ENTRIES SUPPLIED:

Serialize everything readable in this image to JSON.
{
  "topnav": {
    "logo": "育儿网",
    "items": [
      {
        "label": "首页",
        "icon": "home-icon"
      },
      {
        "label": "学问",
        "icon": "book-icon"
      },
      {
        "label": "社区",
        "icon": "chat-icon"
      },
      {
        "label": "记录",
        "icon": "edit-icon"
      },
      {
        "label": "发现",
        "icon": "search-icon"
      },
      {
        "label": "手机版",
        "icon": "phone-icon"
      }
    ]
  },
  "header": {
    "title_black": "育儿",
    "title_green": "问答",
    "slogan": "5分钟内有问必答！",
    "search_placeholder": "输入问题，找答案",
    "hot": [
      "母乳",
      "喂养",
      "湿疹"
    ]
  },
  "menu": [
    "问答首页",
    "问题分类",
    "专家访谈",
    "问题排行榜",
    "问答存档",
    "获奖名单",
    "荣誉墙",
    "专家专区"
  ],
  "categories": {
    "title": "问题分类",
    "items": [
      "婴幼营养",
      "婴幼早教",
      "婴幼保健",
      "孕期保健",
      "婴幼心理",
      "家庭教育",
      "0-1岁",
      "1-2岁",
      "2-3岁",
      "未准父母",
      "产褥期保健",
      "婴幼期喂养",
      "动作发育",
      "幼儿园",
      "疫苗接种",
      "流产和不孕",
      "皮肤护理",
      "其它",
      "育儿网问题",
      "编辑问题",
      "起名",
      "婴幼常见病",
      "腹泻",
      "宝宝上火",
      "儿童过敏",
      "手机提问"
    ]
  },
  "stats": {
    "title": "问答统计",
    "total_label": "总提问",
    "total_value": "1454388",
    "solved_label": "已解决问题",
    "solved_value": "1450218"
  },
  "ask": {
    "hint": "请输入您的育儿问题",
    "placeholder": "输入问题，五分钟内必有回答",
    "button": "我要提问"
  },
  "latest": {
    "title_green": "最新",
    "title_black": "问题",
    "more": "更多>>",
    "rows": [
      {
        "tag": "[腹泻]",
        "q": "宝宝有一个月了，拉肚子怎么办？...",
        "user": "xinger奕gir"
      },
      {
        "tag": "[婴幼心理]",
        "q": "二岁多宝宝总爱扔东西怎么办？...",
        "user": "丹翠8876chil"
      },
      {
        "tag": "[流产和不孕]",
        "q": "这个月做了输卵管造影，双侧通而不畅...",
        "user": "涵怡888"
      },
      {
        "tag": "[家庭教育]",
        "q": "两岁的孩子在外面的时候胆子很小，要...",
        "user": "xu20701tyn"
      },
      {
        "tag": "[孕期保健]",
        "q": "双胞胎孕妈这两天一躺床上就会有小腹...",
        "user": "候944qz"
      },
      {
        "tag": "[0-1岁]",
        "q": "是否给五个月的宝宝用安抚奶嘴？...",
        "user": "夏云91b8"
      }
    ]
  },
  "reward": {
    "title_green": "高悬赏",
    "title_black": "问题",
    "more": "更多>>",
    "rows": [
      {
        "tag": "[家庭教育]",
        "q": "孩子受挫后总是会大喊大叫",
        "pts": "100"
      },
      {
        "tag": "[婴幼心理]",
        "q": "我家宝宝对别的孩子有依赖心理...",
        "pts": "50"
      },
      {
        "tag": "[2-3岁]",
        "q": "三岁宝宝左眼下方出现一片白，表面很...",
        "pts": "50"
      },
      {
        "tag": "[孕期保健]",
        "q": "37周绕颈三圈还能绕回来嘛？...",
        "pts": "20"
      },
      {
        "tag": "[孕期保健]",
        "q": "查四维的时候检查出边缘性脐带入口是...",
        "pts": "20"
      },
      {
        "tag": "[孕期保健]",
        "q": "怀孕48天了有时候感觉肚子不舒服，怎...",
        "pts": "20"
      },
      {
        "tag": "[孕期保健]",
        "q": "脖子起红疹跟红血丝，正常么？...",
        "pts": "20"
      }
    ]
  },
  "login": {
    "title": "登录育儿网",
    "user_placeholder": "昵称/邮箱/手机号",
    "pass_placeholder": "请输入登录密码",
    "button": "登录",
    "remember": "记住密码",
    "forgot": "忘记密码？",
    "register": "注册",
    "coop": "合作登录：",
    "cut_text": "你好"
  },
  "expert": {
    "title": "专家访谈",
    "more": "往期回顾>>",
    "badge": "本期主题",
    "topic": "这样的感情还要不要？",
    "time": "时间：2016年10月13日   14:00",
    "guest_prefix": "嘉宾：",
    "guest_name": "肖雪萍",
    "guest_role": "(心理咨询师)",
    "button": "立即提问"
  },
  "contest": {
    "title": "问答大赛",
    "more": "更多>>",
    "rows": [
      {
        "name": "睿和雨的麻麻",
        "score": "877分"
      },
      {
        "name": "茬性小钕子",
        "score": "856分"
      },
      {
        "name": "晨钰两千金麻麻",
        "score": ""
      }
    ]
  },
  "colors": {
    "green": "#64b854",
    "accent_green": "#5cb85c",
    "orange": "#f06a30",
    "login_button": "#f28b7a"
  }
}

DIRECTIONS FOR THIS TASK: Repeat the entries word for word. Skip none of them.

RESULT FOR THIS TASK:
Serialize everything readable in this image to JSON.
{
  "topnav": {
    "logo": "育儿网",
    "items": [
      {
        "label": "首页",
        "icon": "home-icon"
      },
      {
        "label": "学问",
        "icon": "book-icon"
      },
      {
        "label": "社区",
        "icon": "chat-icon"
      },
      {
        "label": "记录",
        "icon": "edit-icon"
      },
      {
        "label": "发现",
        "icon": "search-icon"
      },
      {
        "label": "手机版",
        "icon": "phone-icon"
      }
    ]
  },
  "header": {
    "title_black": "育儿",
    "title_green": "问答",
    "slogan": "5分钟内有问必答！",
    "search_placeholder": "输入问题，找答案",
    "hot": [
      "母乳",
      "喂养",
      "湿疹"
    ]
  },
  "menu": [
    "问答首页",
    "问题分类",
    "专家访谈",
    "问题排行榜",
    "问答存档",
    "获奖名单",
    "荣誉墙",
    "专家专区"
  ],
  "categories": {
    "title": "问题分类",
    "items": [
      "婴幼营养",
      "婴幼早教",
      "婴幼保健",
      "孕期保健",
      "婴幼心理",
      "家庭教育",
      "0-1岁",
      "1-2岁",
      "2-3岁",
      "未准父母",
      "产褥期保健",
      "婴幼期喂养",
      "动作发育",
      "幼儿园",
      "疫苗接种",
      "流产和不孕",
      "皮肤护理",
      "其它",
      "育儿网问题",
      "编辑问题",
      "起名",
      "婴幼常见病",
      "腹泻",
      "宝宝上火",
      "儿童过敏",
      "手机提问"
    ]
  },
  "stats": {
    "title": "问答统计",
    "total_label": "总提问",
    "total_value": "1454388",
    "solved_label": "已解决问题",
    "solved_value": "1450218"
  },
  "ask": {
    "hint": "请输入您的育儿问题",
    "placeholder": "输入问题，五分钟内必有回答",
    "button": "我要提问"
  },
  "latest": {
    "title_green": "最新",
    "title_black": "问题",
    "more": "更多>>",
    "rows": [
      {
        "tag": "[腹泻]",
        "q": "宝宝有一个月了，拉肚子怎么办？...",
        "user": "xinger奕gir"
      },
      {
        "tag": "[婴幼心理]",
        "q": "二岁多宝宝总爱扔东西怎么办？...",
        "user": "丹翠8876chil"
      },
      {
        "tag": "[流产和不孕]",
        "q": "这个月做了输卵管造影，双侧通而不畅...",
        "user": "涵怡888"
      },
      {
        "tag": "[家庭教育]",
        "q": "两岁的孩子在外面的时候胆子很小，要...",
        "user": "xu20701tyn"
      },
      {
        "tag": "[孕期保健]",
        "q": "双胞胎孕妈这两天一躺床上就会有小腹...",
        "user": "候944qz"
      },
      {
        "tag": "[0-1岁]",
        "q": "是否给五个月的宝宝用安抚奶嘴？...",
        "user": "夏云91b8"
      }
    ]
  },
  "reward": {
    "title_green": "高悬赏",
    "title_black": "问题",
    "more": "更多>>",
    "rows": [
      {
        "tag": "[家庭教育]",
        "q": "孩子受挫后总是会大喊大叫",
        "pts": "100"
      },
      {
        "tag": "[婴幼心理]",
        "q": "我家宝宝对别的孩子有依赖心理...",
        "pts": "50"
      },
      {
        "tag": "[2-3岁]",
        "q": "三岁宝宝左眼下方出现一片白，表面很...",
        "pts": "50"
      },
      {
        "tag": "[孕期保健]",
        "q": "37周绕颈三圈还能绕回来嘛？...",
        "pts": "20"
      },
      {
        "tag": "[孕期保健]",
        "q": "查四维的时候检查出边缘性脐带入口是...",
        "pts": "20"
      },
      {
        "tag": "[孕期保健]",
        "q": "怀孕48天了有时候感觉肚子不舒服，怎...",
        "pts": "20"
      },
      {
        "tag": "[孕期保健]",
        "q": "脖子起红疹跟红血丝，正常么？...",
        "pts": "20"
      }
    ]
  },
  "login": {
    "title": "登录育儿网",
    "user_placeholder": "昵称/邮箱/手机号",
    "pass_placeholder": "请输入登录密码",
    "button": "登录",
    "remember": "记住密码",
    "forgot": "忘记密码？",
    "register": "注册",
    "coop": "合作登录：",
    "cut_text": "你好"
  },
  "expert": {
    "title": "专家访谈",
    "more": "往期回顾>>",
    "badge": "本期主题",
    "topic": "这样的感情还要不要？",
    "time": "时间：2016年10月13日   14:00",
    "guest_prefix": "嘉宾：",
    "guest_name": "肖雪萍",
    "guest_role": "(心理咨询师)",
    "button": "立即提问"
  },
  "contest": {
    "title": "问答大赛",
    "more": "更多>>",
    "rows": [
      {
        "name": "睿和雨的麻麻",
        "score": "877分"
      },
      {
        "name": "茬性小钕子",
        "score": "856分"
      },
      {
        "name": "晨钰两千金麻麻",
        "score": ""
      }
    ]
  },
  "colors": {
    "green": "#64b854",
    "accent_green": "#5cb85c",
    "orange": "#f06a30",
    "login_button": "#f28b7a"
  }
}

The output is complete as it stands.